In Washington, the manhunters were frustrated that they had no leads on Booth, only information on his accomplices. They had evidence that Booth was the killer and that Atzerodt had been supposed to kill the Vice President, but no idea how Booth had meant to escape. Although a man had given the name “Booth” to Sergeant Cobb at the bridge to Maryland, they had no idea where the killer had disappeared to after that. As time elapsed, the failure to catch Booth became an embarrassment for the government.

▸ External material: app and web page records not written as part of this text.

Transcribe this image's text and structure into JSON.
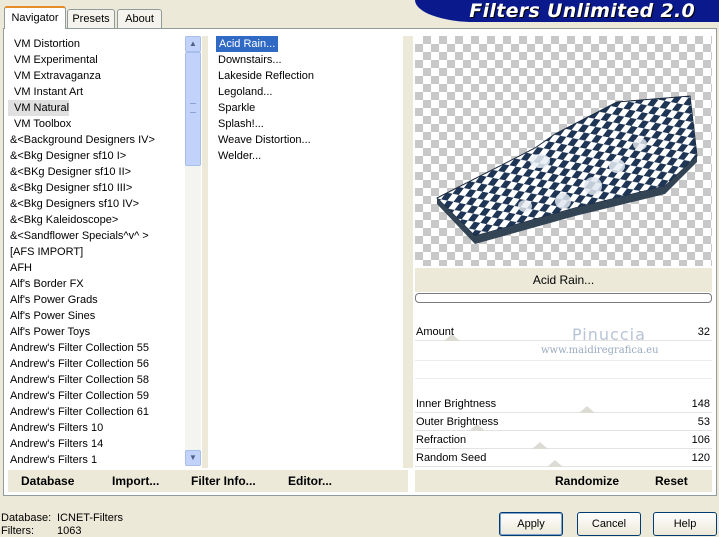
{
  "tabs": [
    {
      "label": "Navigator",
      "active": true
    },
    {
      "label": "Presets",
      "active": false
    },
    {
      "label": "About",
      "active": false
    }
  ],
  "banner_title": "Filters Unlimited 2.0",
  "categories": [
    "VM Distortion",
    "VM Experimental",
    "VM Extravaganza",
    "VM Instant Art",
    "VM Natural",
    "VM Toolbox",
    "&<Background Designers IV>",
    "&<Bkg Designer sf10 I>",
    "&<BKg Designer sf10 II>",
    "&<Bkg Designer sf10 III>",
    "&<Bkg Designers sf10 IV>",
    "&<Bkg Kaleidoscope>",
    "&<Sandflower Specials^v^ >",
    "[AFS IMPORT]",
    "AFH",
    "Alf's Border FX",
    "Alf's Power Grads",
    "Alf's Power Sines",
    "Alf's Power Toys",
    "Andrew's Filter Collection 55",
    "Andrew's Filter Collection 56",
    "Andrew's Filter Collection 58",
    "Andrew's Filter Collection 59",
    "Andrew's Filter Collection 61",
    "Andrew's Filters 10",
    "Andrew's Filters 14",
    "Andrew's Filters 1"
  ],
  "selected_category": "VM Natural",
  "filters": [
    "Acid Rain...",
    "Downstairs...",
    "Lakeside Reflection",
    "Legoland...",
    "Sparkle",
    "Splash!...",
    "Weave Distortion...",
    "Welder..."
  ],
  "selected_filter": "Acid Rain...",
  "current_filter_name": "Acid Rain...",
  "params": [
    {
      "label": "Amount",
      "value": "32",
      "level": 0.125
    },
    {
      "label": "Inner Brightness",
      "value": "148",
      "level": 0.58
    },
    {
      "label": "Outer Brightness",
      "value": "53",
      "level": 0.21
    },
    {
      "label": "Refraction",
      "value": "106",
      "level": 0.42
    },
    {
      "label": "Random Seed",
      "value": "120",
      "level": 0.47
    }
  ],
  "watermark": {
    "name": "Pinuccia",
    "url": "www.maidiregrafica.eu"
  },
  "toolbar": {
    "database": "Database",
    "import": "Import...",
    "filter_info": "Filter Info...",
    "editor": "Editor...",
    "randomize": "Randomize",
    "reset": "Reset"
  },
  "status": {
    "database_label": "Database:",
    "database_value": "ICNET-Filters",
    "filters_label": "Filters:",
    "filters_value": "1063"
  },
  "buttons": {
    "apply": "Apply",
    "cancel": "Cancel",
    "help": "Help"
  },
  "icons": {
    "scroll_up": "scroll-up-icon",
    "scroll_down": "scroll-down-icon"
  },
  "colors": {
    "banner": "#0a1a8c",
    "selection": "#316ac5",
    "tab_accent": "#e68b2c"
  }
}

Booth’s capture was becoming an important matter of principle for the government. The authorities needed to bring Booth to court, try him publicly, and then execute him. This act of violence sanctioned by the state would counter Booth’s rogue assassination of the president. It would also, they believed, deal a blow to the Confederate cause that Booth meant to support by killing Lincoln.

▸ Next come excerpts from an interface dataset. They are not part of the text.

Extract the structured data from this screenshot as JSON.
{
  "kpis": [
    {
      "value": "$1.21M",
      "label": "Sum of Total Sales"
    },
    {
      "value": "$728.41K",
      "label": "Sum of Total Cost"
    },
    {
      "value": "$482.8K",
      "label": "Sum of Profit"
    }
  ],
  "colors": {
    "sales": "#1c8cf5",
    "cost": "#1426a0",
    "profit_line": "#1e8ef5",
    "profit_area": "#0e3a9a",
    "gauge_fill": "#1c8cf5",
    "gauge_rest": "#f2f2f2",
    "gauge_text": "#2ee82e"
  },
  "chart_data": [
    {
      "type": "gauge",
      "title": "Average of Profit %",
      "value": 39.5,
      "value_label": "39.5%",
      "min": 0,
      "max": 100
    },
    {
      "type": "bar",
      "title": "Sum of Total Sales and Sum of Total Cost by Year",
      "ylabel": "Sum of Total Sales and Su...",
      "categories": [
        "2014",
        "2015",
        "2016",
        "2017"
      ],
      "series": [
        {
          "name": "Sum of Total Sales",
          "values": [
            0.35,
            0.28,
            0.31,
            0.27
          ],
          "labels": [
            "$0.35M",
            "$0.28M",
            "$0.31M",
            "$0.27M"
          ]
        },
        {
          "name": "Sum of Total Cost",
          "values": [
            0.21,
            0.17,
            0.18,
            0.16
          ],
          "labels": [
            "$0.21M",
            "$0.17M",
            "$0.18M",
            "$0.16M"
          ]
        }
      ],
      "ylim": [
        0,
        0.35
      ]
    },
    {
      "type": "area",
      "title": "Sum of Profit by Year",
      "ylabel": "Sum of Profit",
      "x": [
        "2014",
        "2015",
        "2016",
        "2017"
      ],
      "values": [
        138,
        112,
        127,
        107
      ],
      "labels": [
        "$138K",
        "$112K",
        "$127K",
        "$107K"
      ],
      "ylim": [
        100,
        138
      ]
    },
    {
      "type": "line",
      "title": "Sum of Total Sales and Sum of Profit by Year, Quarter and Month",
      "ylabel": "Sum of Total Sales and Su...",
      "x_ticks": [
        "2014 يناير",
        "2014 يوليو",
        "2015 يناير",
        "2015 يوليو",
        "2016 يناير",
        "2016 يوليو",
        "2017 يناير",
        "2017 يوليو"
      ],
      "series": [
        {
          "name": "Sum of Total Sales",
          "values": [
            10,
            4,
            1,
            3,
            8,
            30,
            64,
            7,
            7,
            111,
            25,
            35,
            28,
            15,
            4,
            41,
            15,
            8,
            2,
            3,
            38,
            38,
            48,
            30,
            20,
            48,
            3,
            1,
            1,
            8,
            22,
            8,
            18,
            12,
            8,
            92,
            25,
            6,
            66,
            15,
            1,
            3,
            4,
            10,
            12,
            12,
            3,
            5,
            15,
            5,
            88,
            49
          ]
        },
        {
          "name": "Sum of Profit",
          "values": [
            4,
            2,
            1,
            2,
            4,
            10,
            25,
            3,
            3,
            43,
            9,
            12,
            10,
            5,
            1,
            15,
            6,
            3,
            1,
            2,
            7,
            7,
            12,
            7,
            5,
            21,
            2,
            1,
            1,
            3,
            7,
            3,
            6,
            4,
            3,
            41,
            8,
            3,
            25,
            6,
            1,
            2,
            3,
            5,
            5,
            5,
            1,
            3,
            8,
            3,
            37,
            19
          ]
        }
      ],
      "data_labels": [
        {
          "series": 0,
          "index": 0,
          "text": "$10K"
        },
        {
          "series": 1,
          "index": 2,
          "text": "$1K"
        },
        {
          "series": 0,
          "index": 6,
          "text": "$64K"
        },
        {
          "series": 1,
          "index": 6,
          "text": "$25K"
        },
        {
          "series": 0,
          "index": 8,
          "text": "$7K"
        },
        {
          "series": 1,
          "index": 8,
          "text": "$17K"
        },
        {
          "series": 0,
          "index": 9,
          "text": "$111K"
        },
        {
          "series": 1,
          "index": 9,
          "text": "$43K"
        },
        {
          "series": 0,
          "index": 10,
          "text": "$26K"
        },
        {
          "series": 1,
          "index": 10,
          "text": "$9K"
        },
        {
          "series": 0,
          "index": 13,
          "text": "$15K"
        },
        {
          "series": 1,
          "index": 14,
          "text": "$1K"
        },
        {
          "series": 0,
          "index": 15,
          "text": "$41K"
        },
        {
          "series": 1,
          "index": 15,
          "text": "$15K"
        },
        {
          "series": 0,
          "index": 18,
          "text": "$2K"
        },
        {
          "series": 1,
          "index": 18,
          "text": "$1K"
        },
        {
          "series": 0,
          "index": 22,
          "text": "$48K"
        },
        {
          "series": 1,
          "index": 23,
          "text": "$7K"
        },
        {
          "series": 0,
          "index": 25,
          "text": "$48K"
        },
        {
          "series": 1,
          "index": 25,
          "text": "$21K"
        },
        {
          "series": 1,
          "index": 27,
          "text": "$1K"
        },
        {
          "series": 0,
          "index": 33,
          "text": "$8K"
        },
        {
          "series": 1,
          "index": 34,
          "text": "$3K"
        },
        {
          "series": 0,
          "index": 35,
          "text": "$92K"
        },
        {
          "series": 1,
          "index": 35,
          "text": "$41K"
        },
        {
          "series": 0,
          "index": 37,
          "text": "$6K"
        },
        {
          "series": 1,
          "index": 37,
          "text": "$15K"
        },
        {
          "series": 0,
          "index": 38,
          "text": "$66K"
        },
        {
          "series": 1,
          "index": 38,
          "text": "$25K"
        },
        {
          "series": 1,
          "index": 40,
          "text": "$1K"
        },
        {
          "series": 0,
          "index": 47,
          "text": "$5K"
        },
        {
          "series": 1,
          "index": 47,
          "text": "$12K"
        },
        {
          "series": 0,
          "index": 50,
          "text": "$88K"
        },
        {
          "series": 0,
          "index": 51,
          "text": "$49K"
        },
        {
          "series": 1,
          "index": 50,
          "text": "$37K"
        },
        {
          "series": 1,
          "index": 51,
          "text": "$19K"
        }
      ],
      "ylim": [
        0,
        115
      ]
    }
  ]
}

On Monday, April 17, Thomas Jones brought food and newspapers to where Booth and Herold hid in the thicket. He also carried corn with him; if he was stopped by Union cavalry he planned to say he was just going to feed his wild hogs in the woods.
Jones, as a Confederate spy, had some of the same talents for deceiving people that Booth did as an actor.
Booth, despite the worsening condition of his leg, was happy to finally read about himself in the newspaper, relishing the reading as if it were a review of his performance in a play.
Booth had surely read about himself in the newspaper before, when reviews of his performances as an actor appeared, so seeing his name in print was not an entirely unfamiliar experience for him.
At that moment, the three men heard the familiar sound of cavalry horses. There was no time to escape. They were outnumbered, Herold had never been in a battle before, and Booth was injured, so there was no way they could have fought if discovered. Lucky for them, the cavalry did not explore the thicket, but rode by, passing only two hundred yards from the fugitives’ hiding place. Jones told Booth that this was all the more sign that Booth and Herold should stay put. Booth agreed, placing his full trust in Jones.
This close call demonstrated how much the danger of the fugitives’ situation was increasing as time passed. Although no dramatic confrontation with the cavalry occurred at that moment, Booth and Herold recognized that they would need to wait for the right chance to cross the river.
Also on the morning of the 17th, Dr. Mudd waited for troops to come investigate his cousin George’s report on the visit by two strangers. But George did not make that report until the next afternoon. Lucky for Booth and Mudd, Lieutenant Dana considered this lead old and irrelevant. He continued following other false leads. Mudd thought that the manhunters would soon leave Bryantown and the area around his farm, and perhaps his involvement would go undiscovered after all.
To Mudd, it seemed like his plan to slip under the manhunters’ radar was working and that he might escape discovery. This was true for the time being, but it seemed unlikely to last as larger and larger numbers of investigators joined the manhunt and as other clues began to suggest more about the trail the assassins had taken.
In the thicket, Thomas Jones told Booth and Herold that it was too dangerous for him to carry horse feed when he came to see them the next day. Herold led the horses to a quicksand pit a mile away, shot them, and watched their bodies get swallowed up. Herold and Booth prepared for another night in the thicket, even more vulnerable and dependent on Thomas Jones for help than before.
Once again, Booth and Herold faced the limitations of their preparations for their get-away. They had planned to move quickly on their horses to safety in the Deep South. Instead, feeding the horses while staying still in the thicket had become an unacceptable additional burden.